But, how about this? The land was owned by a fellow who sold it to the Floral City Water Association, Inc. This company is overseen by a seven member non-compensated Board of Directors of which he is a member. So, as a member of the association board, he would obviously have been instrumental in determining a new water source was needed. As a member of the association board, he would have been involved in developing the feasibility and justification for locating a wellfield at that particular location. As a member of the association board, he would have been involved in making the final selection of that particular site. And, as a member of the association board, he would have been involved in deciding what price the Association would be willing to pay for it. All while he was also the owner of the property and deciding what to ask the association of which he was a member to pay for it! Sort of like deciding how much he wanted from himself for his own property but using somebody else's money.
Starts to smell a little, doesn’t it?
Also, the Citrus County Land Development Review Board (LDRB) is the Board that granted the conditional land use permit to the Floral City Water Association to change the use from a platted and deed-restricted property to one that allows for a water treatment and production facility. The board approved the zoning change despite the objections of hundreds of very vocal and angry residents from the area.

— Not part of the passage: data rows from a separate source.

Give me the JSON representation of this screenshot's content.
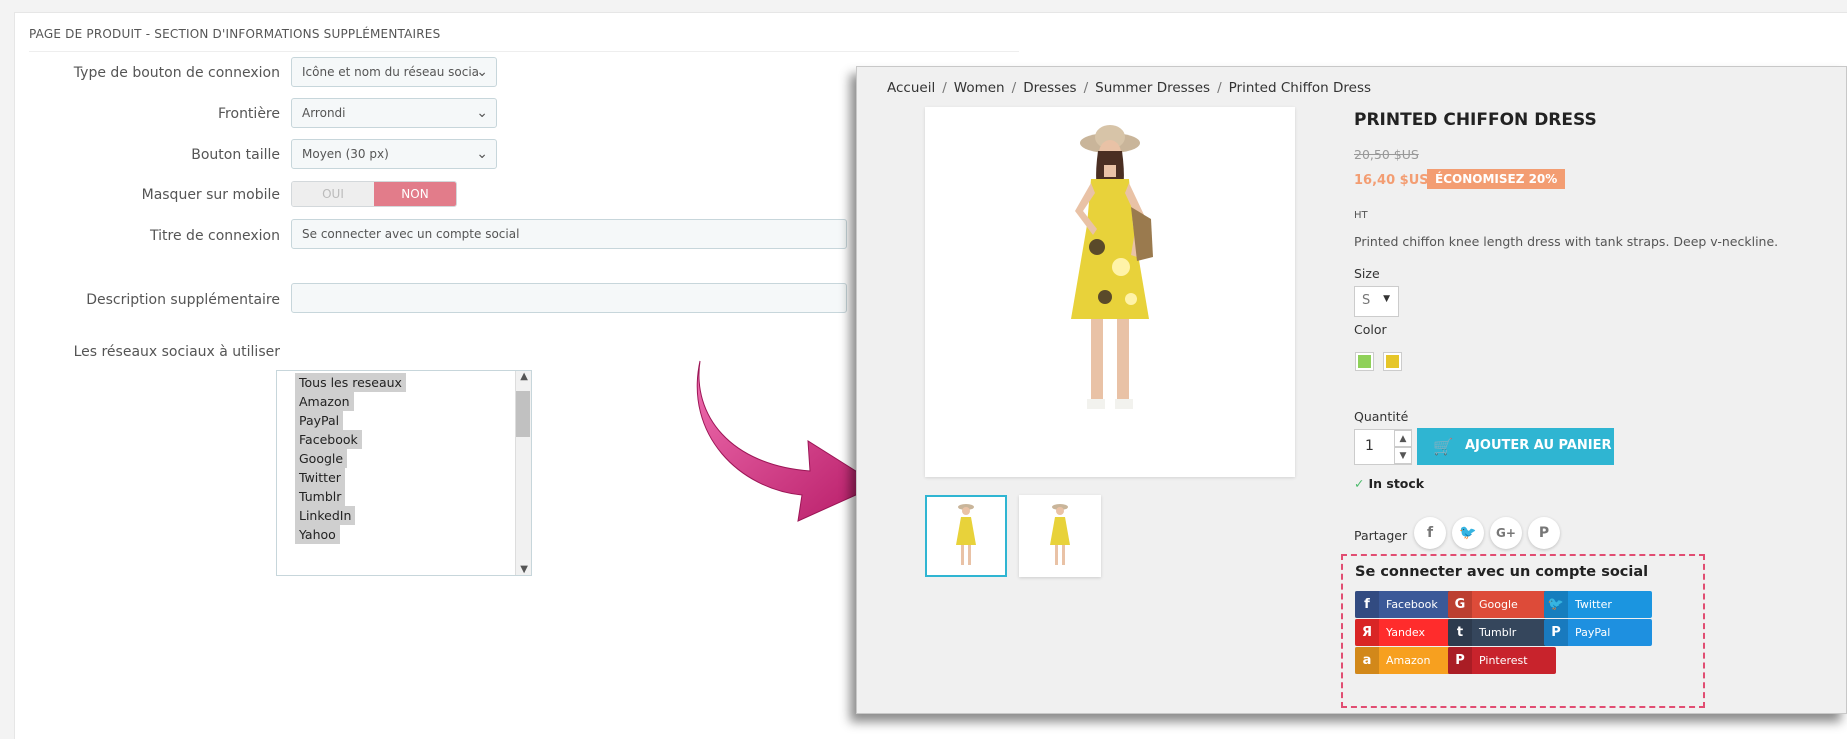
{
  "admin": {
    "title": "PAGE DE PRODUIT - SECTION D'INFORMATIONS SUPPLÉMENTAIRES",
    "fields": {
      "button_type": {
        "label": "Type de bouton de connexion",
        "value": "Icône et nom du réseau socia"
      },
      "border": {
        "label": "Frontière",
        "value": "Arrondi"
      },
      "button_size": {
        "label": "Bouton taille",
        "value": "Moyen (30 px)"
      },
      "hide_mobile": {
        "label": "Masquer sur mobile",
        "off": "OUI",
        "on": "NON"
      },
      "login_title": {
        "label": "Titre de connexion",
        "value": "Se connecter avec un compte social"
      },
      "extra_desc": {
        "label": "Description supplémentaire",
        "value": ""
      },
      "networks": {
        "label": "Les réseaux sociaux à utiliser",
        "options": [
          "Tous les reseaux",
          "Amazon",
          "PayPal",
          "Facebook",
          "Google",
          "Twitter",
          "Tumblr",
          "LinkedIn",
          "Yahoo"
        ]
      }
    }
  },
  "shop": {
    "breadcrumb": [
      "Accueil",
      "Women",
      "Dresses",
      "Summer Dresses",
      "Printed Chiffon Dress"
    ],
    "product": {
      "title": "PRINTED CHIFFON DRESS",
      "old_price": "20,50 $US",
      "new_price": "16,40 $US",
      "discount": "ÉCONOMISEZ 20%",
      "tax": "HT",
      "description": "Printed chiffon knee length dress with tank straps. Deep v-neckline.",
      "size_label": "Size",
      "size_value": "S",
      "color_label": "Color",
      "colors": [
        "#8fd159",
        "#e6c629"
      ],
      "qty_label": "Quantité",
      "qty_value": "1",
      "add_to_cart": "AJOUTER AU PANIER",
      "stock": "In stock",
      "share_label": "Partager",
      "share_icons": [
        "f",
        "🐦",
        "G+",
        "P"
      ]
    },
    "social_login": {
      "title": "Se connecter avec un compte social",
      "buttons": [
        {
          "name": "Facebook",
          "icon": "f",
          "color": "#3b5998"
        },
        {
          "name": "Google",
          "icon": "G",
          "color": "#dd4b39"
        },
        {
          "name": "Twitter",
          "icon": "🐦",
          "color": "#1b95e0"
        },
        {
          "name": "Yandex",
          "icon": "Я",
          "color": "#ff2c2c"
        },
        {
          "name": "Tumblr",
          "icon": "t",
          "color": "#35465c"
        },
        {
          "name": "PayPal",
          "icon": "P",
          "color": "#1e90e0"
        },
        {
          "name": "Amazon",
          "icon": "a",
          "color": "#f7a01f"
        },
        {
          "name": "Pinterest",
          "icon": "P",
          "color": "#c8232c"
        }
      ]
    }
  }
}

What was the justification for the LDRB to make the decision over the objections of the residents? Where in the world was the County Commission on such a controversial issue? How did the staff come to the conclusion that allowing the zoning change was in the best interest of Citrus County? What consideration was given to other sites or potential sources of supply such as a connection with the City of Inverness water system, and could other alternatives have offered a cheaper way to go?
I don’t know if any of these types of questions were asked and answered. I do know they should have been. Any responsible water system routinely would engage in this kind of analysis before making a final decision that could have a major impact on the cost its customers will have to pay for inappropriate folly, if that is what it is.
But my concern here is not whether the decision was made inappropriately, illegally, or even if the unfortunate folks on the Floral City water system are getting a fair deal. Certainly someone needs to be concerned about those things, but not me right now.
My foremost concern is that the Floral City Water Association has now applied to SWFWMD for a water use permit to withdraw water from the site, or maybe to modify its existing permit so withdrawals permitted from alleged tainted wells located elsewhere can be moved to the new site.
My concern is whether the new withdrawals are from within the Chassahowitzka spring-system watershed. If they are, where and when the governing board sets the new minimum flow and level for the springs and river will become critical.
If MFLs are set at the level that will allow no further withdrawals within the springshed, as they should be, then this permit request, presumably, will not be granted. But the district will need to make that decision before a final decision is made on the permit request for the denial to be supported by the MFL finding.
If the permit is approved before the board makes its decision on the MFL for the springs and river, and the board sets the levels where it should, the opportunity to prevent any further impacts on the system will have been lost, perhaps forever.
Hopefully, the board will set an MFL level that reflects the position that the river and its contributing springs have been impacted enough and further withdrawals from within the springshed will not be allowed. Hopefully, this will precede any decision to grant such withdrawals.
If, on the other hand, the district sets the MFL low at a level that allows further withdrawals and grants the permit from within the springshed, then our fears will become justified. Gallon by gallon we will have methodically begun the reduction of the river to a level that will take it to the brink of “significant harm,” forever.
As they say, timing is everything.